Problem description: Check every line of the records below for the string "Feiertage" and copy the ones that have it.

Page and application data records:
|---|
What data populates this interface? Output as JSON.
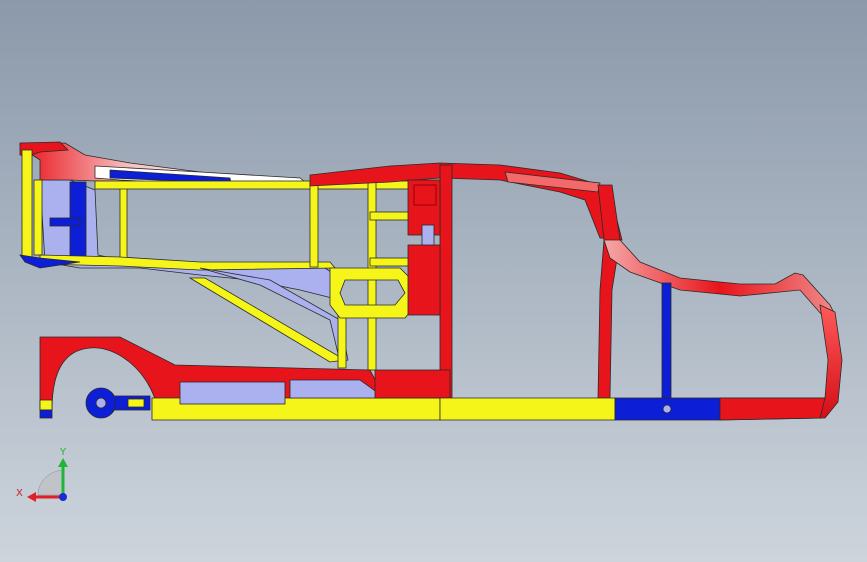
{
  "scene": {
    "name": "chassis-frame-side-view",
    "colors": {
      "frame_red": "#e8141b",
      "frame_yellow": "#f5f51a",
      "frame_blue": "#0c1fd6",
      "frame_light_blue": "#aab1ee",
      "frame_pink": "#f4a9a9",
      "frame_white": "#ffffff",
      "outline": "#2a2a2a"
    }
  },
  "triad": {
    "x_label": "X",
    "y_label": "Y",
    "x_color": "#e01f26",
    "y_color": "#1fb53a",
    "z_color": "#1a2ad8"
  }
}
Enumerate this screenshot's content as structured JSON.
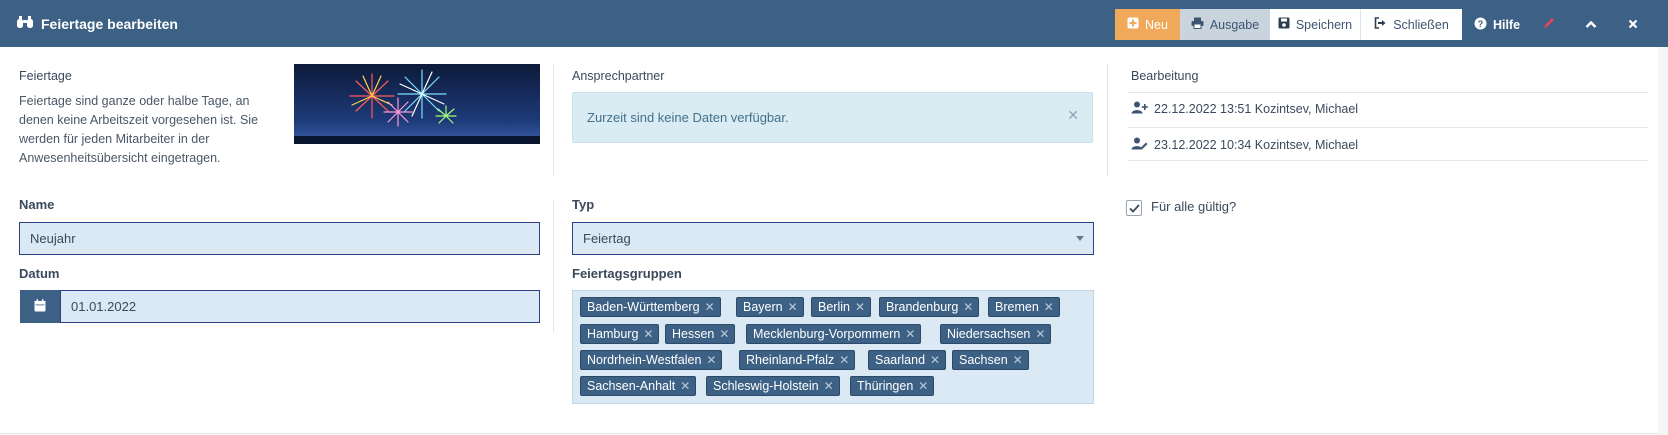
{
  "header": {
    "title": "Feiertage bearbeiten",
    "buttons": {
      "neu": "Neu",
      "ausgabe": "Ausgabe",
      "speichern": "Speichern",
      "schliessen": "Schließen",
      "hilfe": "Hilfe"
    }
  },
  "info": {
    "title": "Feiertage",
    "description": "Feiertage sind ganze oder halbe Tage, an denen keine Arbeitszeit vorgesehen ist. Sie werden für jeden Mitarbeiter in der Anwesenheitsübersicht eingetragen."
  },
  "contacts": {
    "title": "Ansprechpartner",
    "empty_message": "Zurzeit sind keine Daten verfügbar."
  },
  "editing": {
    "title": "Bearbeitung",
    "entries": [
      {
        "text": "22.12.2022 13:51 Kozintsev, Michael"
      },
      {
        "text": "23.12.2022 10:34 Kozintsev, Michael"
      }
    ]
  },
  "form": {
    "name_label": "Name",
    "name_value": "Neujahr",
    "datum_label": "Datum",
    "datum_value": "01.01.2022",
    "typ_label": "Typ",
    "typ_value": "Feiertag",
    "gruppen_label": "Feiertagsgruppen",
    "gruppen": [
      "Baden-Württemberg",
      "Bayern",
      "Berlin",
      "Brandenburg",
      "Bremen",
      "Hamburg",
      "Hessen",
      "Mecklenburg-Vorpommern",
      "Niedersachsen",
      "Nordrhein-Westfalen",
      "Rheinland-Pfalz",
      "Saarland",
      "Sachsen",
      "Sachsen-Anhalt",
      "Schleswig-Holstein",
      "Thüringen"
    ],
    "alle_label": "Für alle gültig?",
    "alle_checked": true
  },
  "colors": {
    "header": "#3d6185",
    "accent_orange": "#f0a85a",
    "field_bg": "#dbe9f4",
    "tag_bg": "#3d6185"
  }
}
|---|
The answer:
    "title": "Feiertage bearbeiten",
    "title": "Feiertage",
    "description": "Feiertage sind ganze oder halbe Tage, an denen keine Arbeitszeit vorgesehen ist. Sie werden für jeden Mitarbeiter in der Anwesenheitsübersicht eingetragen."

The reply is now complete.